### What you will do
From the entries that follow, pick out all lines holding "title".

### Data for this task
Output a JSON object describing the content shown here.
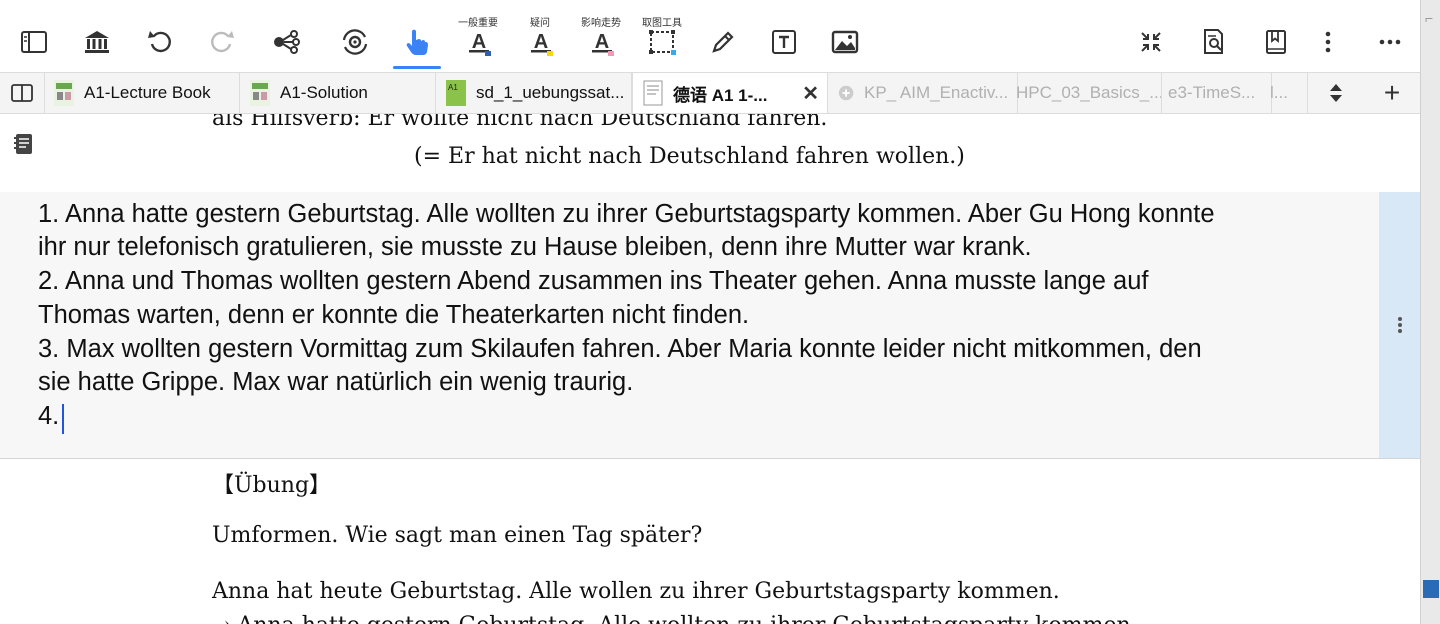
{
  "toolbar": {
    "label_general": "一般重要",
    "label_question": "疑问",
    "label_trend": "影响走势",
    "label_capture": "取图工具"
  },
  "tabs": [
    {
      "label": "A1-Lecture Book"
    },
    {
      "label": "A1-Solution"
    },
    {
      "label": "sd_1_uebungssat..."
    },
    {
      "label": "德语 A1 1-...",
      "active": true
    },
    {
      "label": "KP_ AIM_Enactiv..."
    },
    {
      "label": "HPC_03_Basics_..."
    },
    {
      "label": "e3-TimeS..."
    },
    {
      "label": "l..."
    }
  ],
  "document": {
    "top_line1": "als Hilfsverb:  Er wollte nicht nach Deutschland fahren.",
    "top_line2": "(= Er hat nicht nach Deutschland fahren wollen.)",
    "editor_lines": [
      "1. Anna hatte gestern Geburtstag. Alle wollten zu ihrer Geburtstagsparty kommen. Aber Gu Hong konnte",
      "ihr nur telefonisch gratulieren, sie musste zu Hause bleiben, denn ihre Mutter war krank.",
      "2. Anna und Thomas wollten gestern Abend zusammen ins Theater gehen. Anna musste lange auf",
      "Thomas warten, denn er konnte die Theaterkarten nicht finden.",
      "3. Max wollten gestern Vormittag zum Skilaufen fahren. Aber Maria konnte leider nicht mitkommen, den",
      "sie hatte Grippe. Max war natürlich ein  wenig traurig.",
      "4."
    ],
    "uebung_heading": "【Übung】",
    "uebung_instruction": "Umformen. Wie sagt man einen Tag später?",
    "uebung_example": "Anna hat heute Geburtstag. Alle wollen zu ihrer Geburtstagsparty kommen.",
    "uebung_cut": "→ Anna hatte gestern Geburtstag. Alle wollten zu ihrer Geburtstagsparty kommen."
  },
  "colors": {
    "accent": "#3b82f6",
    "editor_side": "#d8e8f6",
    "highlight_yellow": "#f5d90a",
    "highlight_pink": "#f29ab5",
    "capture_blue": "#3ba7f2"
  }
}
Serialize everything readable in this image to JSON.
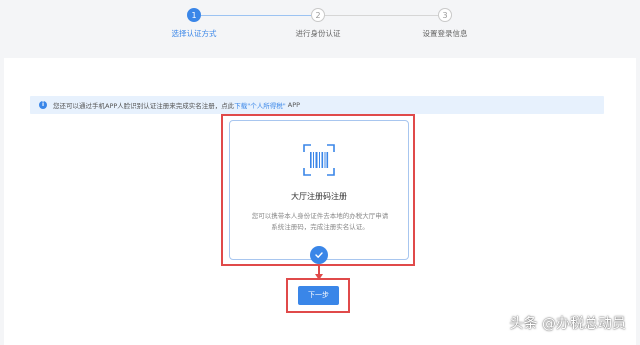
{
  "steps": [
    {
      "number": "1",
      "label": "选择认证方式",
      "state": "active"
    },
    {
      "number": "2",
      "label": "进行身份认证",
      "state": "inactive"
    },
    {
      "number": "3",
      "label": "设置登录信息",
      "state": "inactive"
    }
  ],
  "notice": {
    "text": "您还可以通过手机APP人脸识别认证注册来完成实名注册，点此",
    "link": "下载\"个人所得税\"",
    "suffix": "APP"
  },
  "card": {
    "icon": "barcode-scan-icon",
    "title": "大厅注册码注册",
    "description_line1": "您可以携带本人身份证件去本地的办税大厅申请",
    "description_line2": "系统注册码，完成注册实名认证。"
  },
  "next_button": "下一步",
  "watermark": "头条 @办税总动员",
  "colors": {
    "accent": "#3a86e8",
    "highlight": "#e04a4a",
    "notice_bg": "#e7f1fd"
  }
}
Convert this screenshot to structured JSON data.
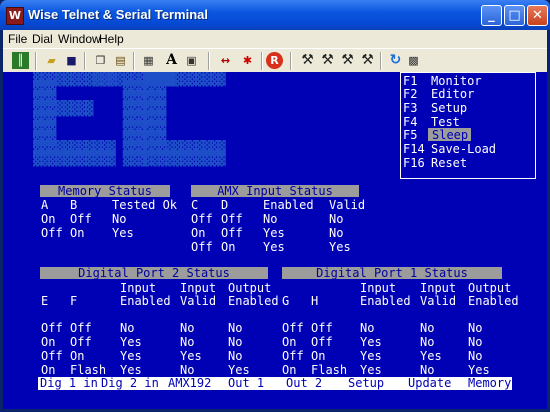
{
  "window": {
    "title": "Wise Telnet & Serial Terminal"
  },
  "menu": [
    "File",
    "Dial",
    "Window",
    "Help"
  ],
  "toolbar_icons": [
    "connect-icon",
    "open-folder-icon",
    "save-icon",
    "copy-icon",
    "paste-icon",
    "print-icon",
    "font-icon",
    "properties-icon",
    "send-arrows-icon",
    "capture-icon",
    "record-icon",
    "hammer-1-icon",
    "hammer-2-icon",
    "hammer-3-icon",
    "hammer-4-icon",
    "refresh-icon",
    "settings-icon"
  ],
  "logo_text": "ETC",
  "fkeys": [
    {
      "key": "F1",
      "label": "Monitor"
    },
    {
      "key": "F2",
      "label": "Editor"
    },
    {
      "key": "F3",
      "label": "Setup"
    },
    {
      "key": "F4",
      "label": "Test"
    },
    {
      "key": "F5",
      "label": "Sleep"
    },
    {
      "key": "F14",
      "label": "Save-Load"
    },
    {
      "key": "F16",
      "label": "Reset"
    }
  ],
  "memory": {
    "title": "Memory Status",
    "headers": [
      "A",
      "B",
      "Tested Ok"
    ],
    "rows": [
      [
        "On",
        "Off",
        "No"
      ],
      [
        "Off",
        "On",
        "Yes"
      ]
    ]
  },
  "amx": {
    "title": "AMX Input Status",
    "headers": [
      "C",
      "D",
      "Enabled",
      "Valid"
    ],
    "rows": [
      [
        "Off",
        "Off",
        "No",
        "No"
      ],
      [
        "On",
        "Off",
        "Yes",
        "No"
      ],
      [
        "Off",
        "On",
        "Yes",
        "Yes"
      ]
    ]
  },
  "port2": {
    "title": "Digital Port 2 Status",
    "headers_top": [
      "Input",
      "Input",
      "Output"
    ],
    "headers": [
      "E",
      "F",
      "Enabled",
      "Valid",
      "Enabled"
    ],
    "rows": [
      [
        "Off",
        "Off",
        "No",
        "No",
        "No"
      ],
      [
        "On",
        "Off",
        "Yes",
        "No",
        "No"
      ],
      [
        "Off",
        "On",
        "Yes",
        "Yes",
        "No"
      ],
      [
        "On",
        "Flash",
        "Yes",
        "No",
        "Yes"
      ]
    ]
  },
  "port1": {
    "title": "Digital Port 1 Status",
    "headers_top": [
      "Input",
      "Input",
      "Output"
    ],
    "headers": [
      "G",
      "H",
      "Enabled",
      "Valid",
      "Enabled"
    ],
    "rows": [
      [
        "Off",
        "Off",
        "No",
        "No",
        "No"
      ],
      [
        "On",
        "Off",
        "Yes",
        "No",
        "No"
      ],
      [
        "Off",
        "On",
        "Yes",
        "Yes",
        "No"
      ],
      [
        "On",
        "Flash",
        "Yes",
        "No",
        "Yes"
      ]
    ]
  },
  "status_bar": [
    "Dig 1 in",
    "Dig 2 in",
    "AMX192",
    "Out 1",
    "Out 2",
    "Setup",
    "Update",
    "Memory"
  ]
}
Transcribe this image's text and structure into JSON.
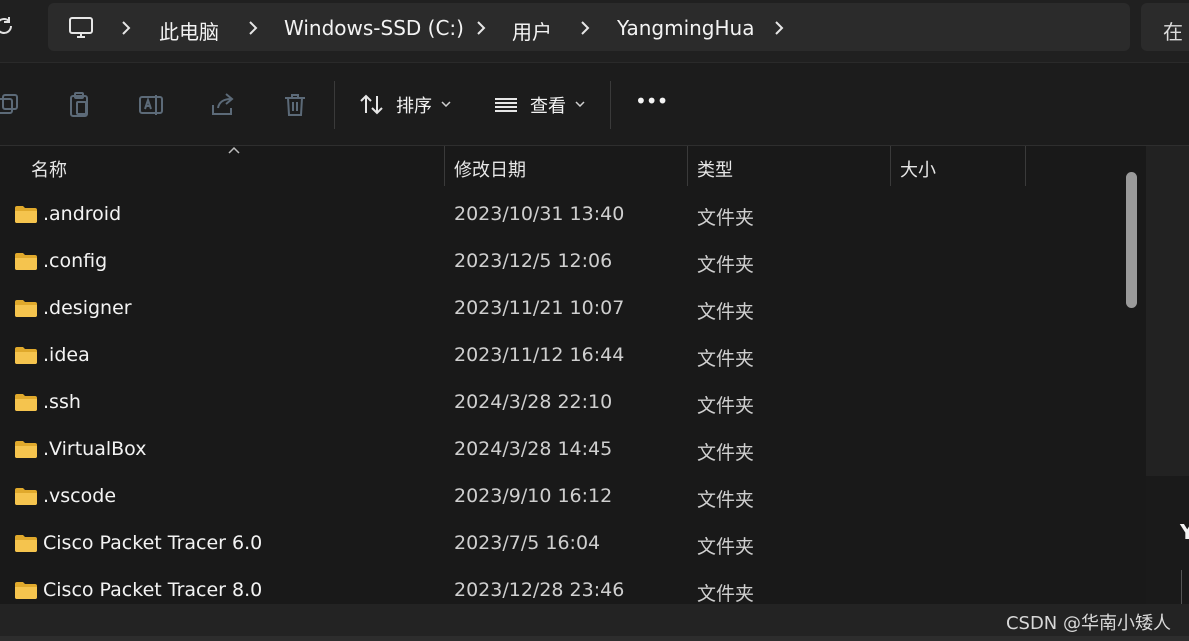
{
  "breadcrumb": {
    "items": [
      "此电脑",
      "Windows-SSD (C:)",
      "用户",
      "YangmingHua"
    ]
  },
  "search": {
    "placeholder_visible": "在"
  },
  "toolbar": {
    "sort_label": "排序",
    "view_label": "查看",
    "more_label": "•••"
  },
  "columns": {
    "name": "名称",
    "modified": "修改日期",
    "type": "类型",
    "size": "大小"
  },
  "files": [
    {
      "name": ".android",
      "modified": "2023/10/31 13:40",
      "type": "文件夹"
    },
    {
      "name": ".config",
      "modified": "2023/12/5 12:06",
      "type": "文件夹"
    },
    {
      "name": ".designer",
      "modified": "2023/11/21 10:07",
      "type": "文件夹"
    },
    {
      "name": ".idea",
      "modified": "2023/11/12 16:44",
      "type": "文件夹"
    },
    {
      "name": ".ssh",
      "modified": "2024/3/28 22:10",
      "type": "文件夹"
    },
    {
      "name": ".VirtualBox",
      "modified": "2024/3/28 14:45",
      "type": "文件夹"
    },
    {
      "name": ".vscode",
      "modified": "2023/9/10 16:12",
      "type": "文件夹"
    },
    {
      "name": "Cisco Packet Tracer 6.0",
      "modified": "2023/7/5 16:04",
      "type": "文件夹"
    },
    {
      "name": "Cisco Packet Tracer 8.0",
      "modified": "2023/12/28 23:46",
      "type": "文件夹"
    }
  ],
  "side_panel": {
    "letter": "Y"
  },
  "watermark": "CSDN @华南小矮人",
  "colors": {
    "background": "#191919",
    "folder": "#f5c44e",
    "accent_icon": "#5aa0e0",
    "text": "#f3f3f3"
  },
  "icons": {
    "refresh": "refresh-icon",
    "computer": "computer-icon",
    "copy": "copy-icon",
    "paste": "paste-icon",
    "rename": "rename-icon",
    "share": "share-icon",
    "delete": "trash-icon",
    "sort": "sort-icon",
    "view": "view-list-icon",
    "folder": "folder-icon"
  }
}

### Written reply
    "title": "大厅注册码注册",
    "title": "Wise Telnet & Serial Terminal"
    "title": "Memory Status",
    "title": "AMX Input Status",
    "title": "Digital Port 2 Status",
    "title": "Digital Port 1 Status",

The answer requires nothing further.